Give Us This Day Our Daily Latte

Since the genesis of my divinity school career one year ago, I have spent more Sundays catching up on my Twitter feed in the comfort of my bedroom than listening to sermons in stiff-backed pews. This lazy day routine is less rebellion than it is the setting aside of time for another important act of worship in my life: the leisurely consumption of coffee.

The art of enjoying coffee alongside a good book or new writing project, like most of my spiritual habits, was learned from my mom. Though I did not pick up a mug of my own until late in my senior year of college, drinking coffee has, for me, always represented a kind of religious experience akin to burning incense or listening to hymns.

Therefore, one can imagine my delight this week when I learned that coffee has more than an imagined association with religious practice. As Stephen Braun notes in his book, Buzz: The Science and Lore of Alcohol and Caffeine, coffee is widely believed to have found its first fans in a group of monks, who learned from a local goatherd of a plant with berries that made goats especially spirited. The monks made a drink from the berries that allowed them to remain alert even while praying late into the night. And so our favorite mental fuel was born.

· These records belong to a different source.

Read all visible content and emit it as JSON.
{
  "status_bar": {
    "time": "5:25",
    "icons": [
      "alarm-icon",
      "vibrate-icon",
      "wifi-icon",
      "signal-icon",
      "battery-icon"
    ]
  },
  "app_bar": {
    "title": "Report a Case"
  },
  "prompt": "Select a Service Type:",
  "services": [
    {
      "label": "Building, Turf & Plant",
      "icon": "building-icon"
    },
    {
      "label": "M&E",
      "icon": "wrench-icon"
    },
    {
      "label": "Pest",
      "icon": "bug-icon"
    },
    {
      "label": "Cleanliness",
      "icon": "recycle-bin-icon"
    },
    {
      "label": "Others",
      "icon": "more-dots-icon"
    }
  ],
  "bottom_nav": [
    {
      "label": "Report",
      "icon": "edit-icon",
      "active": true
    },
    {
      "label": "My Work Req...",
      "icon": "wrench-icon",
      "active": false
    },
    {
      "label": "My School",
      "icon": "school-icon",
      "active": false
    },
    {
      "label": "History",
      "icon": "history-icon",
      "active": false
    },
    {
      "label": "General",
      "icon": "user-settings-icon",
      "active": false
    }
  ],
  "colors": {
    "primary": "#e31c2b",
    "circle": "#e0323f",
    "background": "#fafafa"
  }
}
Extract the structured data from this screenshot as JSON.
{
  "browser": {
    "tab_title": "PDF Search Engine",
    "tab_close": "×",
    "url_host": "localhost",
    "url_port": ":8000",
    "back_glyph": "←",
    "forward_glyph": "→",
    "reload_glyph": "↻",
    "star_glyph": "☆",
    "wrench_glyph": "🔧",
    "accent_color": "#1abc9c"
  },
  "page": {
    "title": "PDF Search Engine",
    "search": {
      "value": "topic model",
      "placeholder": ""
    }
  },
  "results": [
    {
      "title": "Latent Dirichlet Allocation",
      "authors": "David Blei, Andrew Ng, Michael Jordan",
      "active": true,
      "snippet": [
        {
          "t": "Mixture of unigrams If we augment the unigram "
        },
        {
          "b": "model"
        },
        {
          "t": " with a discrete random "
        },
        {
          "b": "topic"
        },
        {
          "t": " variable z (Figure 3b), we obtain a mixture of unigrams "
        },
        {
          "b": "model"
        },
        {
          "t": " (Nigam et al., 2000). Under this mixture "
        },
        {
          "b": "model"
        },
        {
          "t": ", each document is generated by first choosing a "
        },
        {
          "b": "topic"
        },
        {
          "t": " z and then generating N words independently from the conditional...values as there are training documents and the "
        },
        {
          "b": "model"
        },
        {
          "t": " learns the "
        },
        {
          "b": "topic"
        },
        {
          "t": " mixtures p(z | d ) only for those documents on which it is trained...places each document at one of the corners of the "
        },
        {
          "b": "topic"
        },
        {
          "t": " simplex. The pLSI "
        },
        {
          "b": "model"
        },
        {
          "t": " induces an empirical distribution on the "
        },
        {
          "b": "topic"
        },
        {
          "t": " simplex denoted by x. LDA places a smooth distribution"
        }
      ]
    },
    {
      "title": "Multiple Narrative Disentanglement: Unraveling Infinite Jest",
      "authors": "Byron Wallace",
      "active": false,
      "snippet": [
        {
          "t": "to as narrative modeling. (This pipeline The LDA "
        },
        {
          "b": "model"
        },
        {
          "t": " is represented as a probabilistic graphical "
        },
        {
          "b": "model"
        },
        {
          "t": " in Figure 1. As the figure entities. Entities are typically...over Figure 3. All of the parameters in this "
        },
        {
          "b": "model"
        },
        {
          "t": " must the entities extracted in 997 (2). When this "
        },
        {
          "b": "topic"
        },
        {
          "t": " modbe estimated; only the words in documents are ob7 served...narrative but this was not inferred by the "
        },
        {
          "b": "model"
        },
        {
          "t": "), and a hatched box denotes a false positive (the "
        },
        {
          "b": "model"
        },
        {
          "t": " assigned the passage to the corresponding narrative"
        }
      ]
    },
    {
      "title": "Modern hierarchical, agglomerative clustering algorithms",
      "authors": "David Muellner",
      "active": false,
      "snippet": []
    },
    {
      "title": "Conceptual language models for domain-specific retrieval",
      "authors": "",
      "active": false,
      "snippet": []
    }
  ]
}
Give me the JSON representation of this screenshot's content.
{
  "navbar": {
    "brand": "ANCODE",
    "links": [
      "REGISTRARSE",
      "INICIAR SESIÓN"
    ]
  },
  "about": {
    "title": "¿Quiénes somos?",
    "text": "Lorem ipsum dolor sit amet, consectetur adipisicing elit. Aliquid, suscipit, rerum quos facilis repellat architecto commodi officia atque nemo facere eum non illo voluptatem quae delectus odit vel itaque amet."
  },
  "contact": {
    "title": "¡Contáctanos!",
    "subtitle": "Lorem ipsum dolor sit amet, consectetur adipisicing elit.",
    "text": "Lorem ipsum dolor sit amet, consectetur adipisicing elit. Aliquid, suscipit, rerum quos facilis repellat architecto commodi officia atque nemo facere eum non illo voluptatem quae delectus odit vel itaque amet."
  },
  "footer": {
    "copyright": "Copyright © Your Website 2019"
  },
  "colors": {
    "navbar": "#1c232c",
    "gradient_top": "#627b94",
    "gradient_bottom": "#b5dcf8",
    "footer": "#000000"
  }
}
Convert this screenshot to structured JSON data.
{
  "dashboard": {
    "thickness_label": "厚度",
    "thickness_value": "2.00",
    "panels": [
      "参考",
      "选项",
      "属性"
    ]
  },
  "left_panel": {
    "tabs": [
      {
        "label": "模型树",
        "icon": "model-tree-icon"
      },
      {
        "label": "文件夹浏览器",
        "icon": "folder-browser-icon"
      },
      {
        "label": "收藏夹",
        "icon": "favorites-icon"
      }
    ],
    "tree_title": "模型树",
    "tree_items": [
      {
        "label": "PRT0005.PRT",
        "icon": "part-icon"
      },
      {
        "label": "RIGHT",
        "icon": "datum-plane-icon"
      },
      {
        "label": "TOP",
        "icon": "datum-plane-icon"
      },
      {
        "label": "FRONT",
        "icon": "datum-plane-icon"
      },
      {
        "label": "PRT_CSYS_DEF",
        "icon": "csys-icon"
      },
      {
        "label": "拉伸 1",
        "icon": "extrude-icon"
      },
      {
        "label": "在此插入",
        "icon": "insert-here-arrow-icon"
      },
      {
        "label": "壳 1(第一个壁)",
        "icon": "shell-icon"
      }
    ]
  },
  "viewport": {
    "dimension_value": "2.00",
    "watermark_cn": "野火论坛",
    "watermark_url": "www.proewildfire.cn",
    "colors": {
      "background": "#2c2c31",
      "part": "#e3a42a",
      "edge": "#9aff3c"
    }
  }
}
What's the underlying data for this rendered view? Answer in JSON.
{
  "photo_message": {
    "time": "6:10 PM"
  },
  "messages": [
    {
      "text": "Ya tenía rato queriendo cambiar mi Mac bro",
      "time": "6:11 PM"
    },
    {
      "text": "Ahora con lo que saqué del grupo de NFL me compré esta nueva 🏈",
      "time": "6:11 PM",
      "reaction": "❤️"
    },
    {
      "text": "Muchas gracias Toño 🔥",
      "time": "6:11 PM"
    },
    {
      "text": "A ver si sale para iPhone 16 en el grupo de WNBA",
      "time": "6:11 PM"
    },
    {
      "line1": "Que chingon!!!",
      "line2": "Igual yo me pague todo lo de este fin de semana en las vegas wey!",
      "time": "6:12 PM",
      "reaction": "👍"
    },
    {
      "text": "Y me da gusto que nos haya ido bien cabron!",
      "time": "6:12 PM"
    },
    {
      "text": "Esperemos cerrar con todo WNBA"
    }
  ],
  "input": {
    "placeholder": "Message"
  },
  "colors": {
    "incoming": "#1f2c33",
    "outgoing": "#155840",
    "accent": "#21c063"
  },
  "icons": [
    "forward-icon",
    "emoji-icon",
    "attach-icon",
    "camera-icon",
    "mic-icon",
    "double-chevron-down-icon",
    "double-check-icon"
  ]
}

Those Sundays I do make it into a sanctuary I am reminded that the link between religious communities and coffee remains strong. Coffee hour, whether before or after the worship service, continues to play an important role in many churches, as parishioners exchange stories of mid-week baseball games and bathroom remodeling over Styrofoam cups of caffeine.

Though I have come to love it in peaceful solitude, coffee is a social drink, to be sipped with coworkers at a conference table or shared with a best friend in a bustling café. It may not activate the same level of social skill made possible by alcohol or aid your efforts to stay hydrated like water, but it is woven into the fabric of our culture, and for that I am grateful.

Coffee drinking is not a wholly redeemable habit, especially if your bag, like mine, is littered with Starbucks receipts for $3 to $6 drinks. Even with its proclaimed health benefits, most of us know the shame of being unable to make it through a morning meeting or class without a cup (or two) of the good stuff. But if asked to give thanks for all that makes this world a beautiful place, coffee would certainly make my list.

And so,
Give us this day our daily venti, non fat, no foam latte.
Forgive us our morning moaning, as we forgive yours.
Lead us not into Starbucks, but deliver us a Keurig.
For coffee is the kingdom, and the power, and the glory.